"This legislation represents a straightforward approach to promote school pest management practices that minimize risk to children and notify and provide safety information to parents and school staff when pesticides are used in the schools," said Jay Feldman, executive director of Beyond Pesticides, a national environmental and public health organization. "The legislation resulted from a good faith effort on the part of groups normally at odds with each other to provide parents and school staff with information on pesticide use and pest management in local schools," said Mr. Feldman. He continued, "We are pleased that the industry and public interest organizations are able to find common ground and adopt a meaningful, national, pesticide right-to-know and pest management policy."
"This legislation will provide parents and teachers across America with a basic level of safety and health protection," said Kagan Owens, Beyond Pesticides program director.
The School Environment Protection Act of 2001 (SEPA):
§ requires local educational agency's to implement a school pest management policy considering sanitation, structural repair, mechanical, biological, cultural and pesticide strategies that minimize health and environmental risks as developed by the state and EPA approved;
§ requires universal notification 3 times per year (at the beginning of the school year, midyear, and once for summer session) of school pesticide use;
§ provides parents and school staff access to health and toxicity information on all pesticides used in schools;

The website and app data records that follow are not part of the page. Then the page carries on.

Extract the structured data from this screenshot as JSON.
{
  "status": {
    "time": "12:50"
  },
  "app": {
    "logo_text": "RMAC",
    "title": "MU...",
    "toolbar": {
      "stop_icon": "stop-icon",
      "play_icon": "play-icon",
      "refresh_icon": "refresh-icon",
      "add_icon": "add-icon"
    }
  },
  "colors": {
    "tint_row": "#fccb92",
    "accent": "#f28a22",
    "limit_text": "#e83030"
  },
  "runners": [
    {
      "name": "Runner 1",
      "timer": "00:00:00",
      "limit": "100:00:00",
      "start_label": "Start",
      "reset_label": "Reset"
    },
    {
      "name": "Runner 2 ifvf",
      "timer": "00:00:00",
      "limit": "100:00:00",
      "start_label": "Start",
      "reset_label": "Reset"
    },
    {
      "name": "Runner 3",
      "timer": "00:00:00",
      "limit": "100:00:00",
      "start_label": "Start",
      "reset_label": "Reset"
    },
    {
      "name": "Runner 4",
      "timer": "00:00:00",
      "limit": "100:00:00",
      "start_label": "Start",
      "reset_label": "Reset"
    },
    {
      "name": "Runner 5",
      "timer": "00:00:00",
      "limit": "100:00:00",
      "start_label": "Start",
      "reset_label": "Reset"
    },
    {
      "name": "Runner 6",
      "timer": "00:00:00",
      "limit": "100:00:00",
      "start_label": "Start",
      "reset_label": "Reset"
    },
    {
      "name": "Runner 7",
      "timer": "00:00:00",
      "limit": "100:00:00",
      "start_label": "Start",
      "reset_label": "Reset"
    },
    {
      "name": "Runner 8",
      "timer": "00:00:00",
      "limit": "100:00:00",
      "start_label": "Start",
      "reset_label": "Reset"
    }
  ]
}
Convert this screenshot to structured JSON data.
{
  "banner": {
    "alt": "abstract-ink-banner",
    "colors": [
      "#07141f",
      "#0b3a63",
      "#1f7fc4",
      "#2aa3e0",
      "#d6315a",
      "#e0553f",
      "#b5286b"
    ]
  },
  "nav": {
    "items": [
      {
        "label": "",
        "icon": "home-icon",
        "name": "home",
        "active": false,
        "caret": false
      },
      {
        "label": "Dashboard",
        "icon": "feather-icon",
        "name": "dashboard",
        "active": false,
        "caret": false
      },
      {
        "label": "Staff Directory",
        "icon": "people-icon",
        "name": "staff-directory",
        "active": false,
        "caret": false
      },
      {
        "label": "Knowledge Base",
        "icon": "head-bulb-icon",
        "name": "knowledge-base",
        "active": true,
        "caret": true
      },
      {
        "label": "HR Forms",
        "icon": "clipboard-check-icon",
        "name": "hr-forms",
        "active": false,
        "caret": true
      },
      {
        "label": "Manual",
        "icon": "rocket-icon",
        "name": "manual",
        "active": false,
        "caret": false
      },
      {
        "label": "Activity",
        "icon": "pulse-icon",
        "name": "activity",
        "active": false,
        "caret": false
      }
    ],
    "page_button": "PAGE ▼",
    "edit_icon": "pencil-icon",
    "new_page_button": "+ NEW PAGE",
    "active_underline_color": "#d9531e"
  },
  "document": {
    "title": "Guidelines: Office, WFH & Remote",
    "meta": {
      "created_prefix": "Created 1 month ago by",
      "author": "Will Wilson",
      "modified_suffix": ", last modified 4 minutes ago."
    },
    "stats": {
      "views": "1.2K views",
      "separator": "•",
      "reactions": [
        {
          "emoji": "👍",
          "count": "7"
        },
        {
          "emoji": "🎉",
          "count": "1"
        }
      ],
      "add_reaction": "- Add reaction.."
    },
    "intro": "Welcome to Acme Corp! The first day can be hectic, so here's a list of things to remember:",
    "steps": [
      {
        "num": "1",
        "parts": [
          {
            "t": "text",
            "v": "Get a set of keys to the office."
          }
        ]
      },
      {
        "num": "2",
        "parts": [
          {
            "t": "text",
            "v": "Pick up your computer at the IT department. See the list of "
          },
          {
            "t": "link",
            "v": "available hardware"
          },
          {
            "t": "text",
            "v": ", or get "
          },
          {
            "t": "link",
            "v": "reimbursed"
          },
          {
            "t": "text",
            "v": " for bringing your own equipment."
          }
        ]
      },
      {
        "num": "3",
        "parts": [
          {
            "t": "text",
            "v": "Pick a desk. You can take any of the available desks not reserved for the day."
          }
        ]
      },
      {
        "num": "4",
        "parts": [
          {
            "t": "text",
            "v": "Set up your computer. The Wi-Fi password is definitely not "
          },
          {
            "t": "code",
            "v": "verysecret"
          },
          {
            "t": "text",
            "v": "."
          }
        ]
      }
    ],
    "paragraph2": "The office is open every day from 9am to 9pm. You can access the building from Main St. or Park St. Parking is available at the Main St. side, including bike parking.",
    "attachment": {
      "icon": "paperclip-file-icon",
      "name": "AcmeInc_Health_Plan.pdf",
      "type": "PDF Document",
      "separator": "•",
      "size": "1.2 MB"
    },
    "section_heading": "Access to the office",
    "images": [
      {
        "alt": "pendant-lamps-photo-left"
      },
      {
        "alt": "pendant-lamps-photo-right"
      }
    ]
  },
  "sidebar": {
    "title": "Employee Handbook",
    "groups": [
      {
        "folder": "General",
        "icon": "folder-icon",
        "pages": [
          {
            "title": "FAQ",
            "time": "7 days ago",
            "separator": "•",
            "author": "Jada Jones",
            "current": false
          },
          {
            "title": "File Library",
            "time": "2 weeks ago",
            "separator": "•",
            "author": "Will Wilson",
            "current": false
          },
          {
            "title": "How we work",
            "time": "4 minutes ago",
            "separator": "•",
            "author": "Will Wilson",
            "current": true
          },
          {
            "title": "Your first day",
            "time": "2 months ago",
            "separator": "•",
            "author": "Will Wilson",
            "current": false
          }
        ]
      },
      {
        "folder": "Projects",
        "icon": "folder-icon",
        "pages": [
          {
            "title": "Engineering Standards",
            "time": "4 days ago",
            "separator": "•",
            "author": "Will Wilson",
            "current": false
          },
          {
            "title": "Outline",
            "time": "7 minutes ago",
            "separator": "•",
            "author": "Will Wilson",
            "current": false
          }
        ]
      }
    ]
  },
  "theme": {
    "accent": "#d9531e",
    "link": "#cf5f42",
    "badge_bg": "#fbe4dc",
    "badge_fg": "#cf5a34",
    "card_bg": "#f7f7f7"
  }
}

§ establishes a registry for parents and school staff to sign-up to receive 24 hour pre-notification of a pesticide application;
§ provides information on the pesticide's adverse health effects on the notice provided via the registry;
§ requires signs to be posted 24 hours prior to the pesticide application and remain posted for 24 hours;
§ exempts antimicrobials, baits, gels, and pastes from the notice via registry and posting requirement;
§ requires the area where a pesticide application is to take place be unoccupied;
§ requires record keeping of pesticide use and disclosure;
§ establishes 24 hour reentry period for pesticide applications made via baseboard spraying, broadcast spraying, tenting or fogging, unless the label specifies a specific reentry interval;
§ and does not preempt state or local school from adopting a policy that exceeds provisions of the act.
For more information contact Kagan Owens at [email protected], or 202-543-5450.